Segment Start: Data supplied
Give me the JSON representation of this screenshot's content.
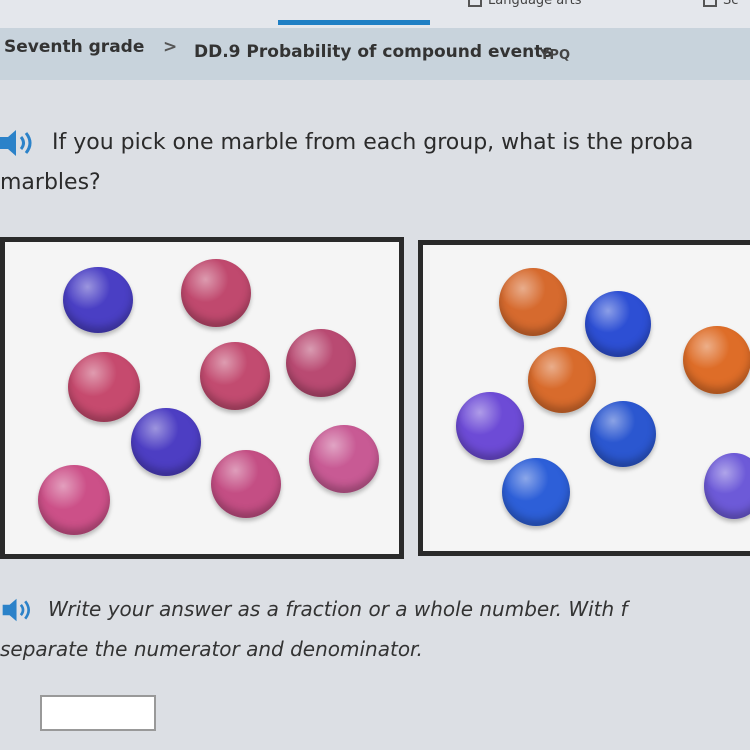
{
  "nav": {
    "tabs": [
      {
        "label": "Language arts",
        "icon": "book-icon"
      },
      {
        "label": "Sc",
        "icon": "flask-icon"
      }
    ]
  },
  "breadcrumb": {
    "grade": "Seventh grade",
    "separator": ">",
    "skill": "DD.9 Probability of compound events",
    "code": "YPQ"
  },
  "question": {
    "line1": "If you pick one marble from each group, what is the proba",
    "line2": "marbles?"
  },
  "group1": {
    "marbles": [
      {
        "color": "#4a3fc4"
      },
      {
        "color": "#c0496e"
      },
      {
        "color": "#c64a6e"
      },
      {
        "color": "#c24b70"
      },
      {
        "color": "#b94a72"
      },
      {
        "color": "#4d3ec3"
      },
      {
        "color": "#cc5088"
      },
      {
        "color": "#c44e84"
      },
      {
        "color": "#c85a94"
      }
    ]
  },
  "group2": {
    "marbles": [
      {
        "color": "#d66a2e"
      },
      {
        "color": "#2d4fd4"
      },
      {
        "color": "#d86b2c"
      },
      {
        "color": "#de6d28"
      },
      {
        "color": "#6d4bd6"
      },
      {
        "color": "#2b57d0"
      },
      {
        "color": "#2d5fd8"
      },
      {
        "color": "#6d5ad8"
      }
    ]
  },
  "instructions": {
    "line1": "Write your answer as a fraction or a whole number. With f",
    "line2": "separate the numerator and denominator."
  },
  "answer": {
    "value": ""
  },
  "colors": {
    "accent": "#2b82c9",
    "crumb_bg": "#c8d3dc"
  }
}
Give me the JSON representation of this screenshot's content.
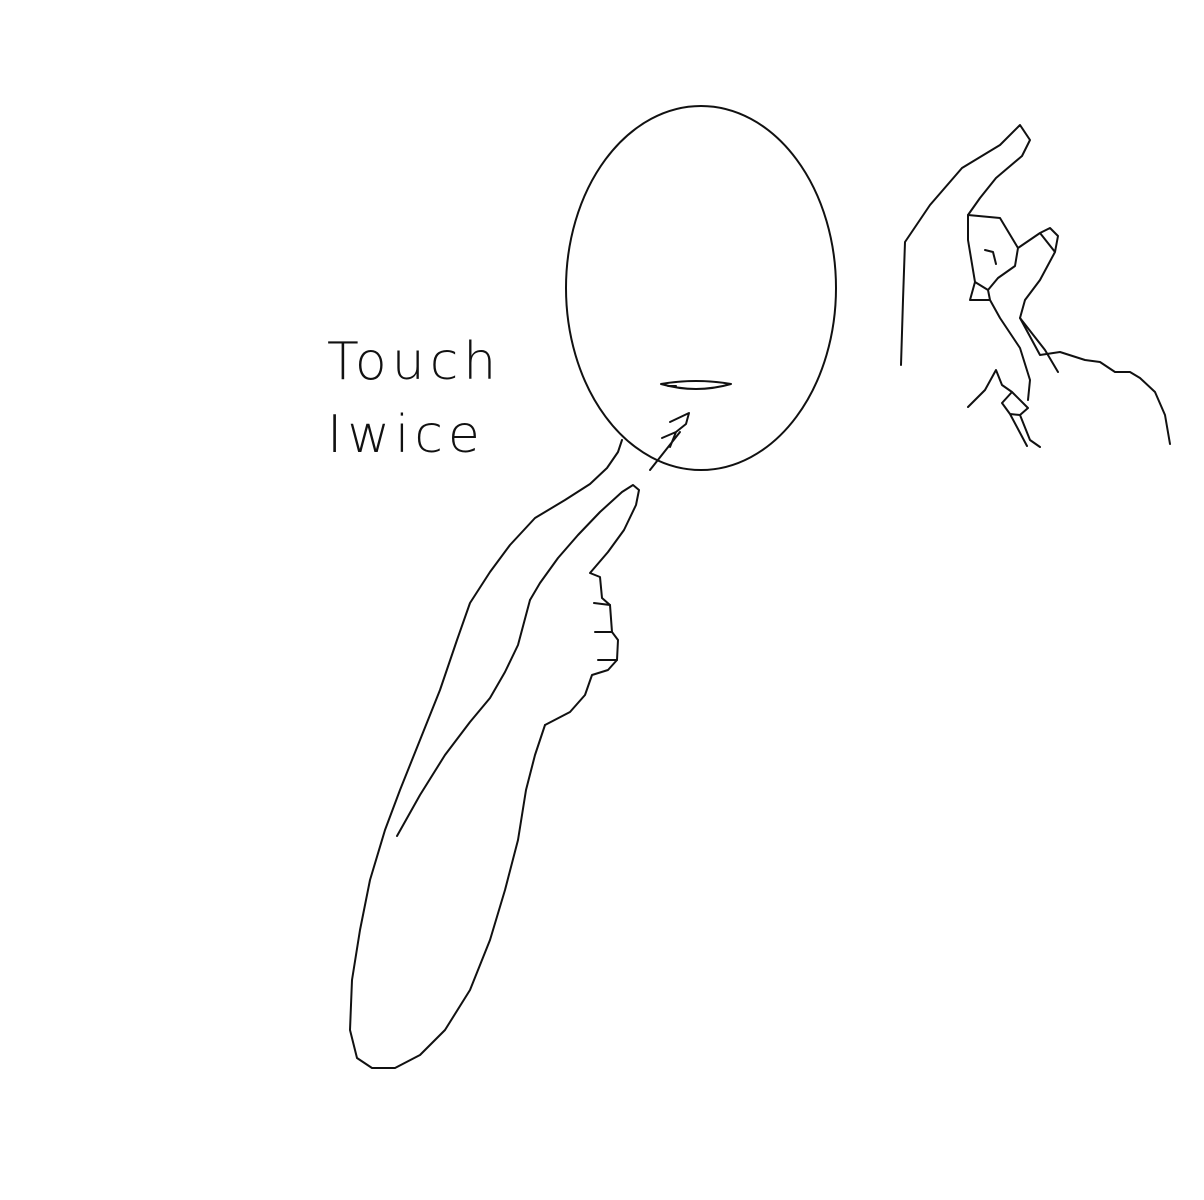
{
  "caption": {
    "line1": "Touch",
    "line2": "Iwice"
  },
  "colors": {
    "background": "#ffffff",
    "ink": "#111111"
  }
}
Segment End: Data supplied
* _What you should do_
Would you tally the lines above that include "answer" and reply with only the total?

* _Response to the task_
2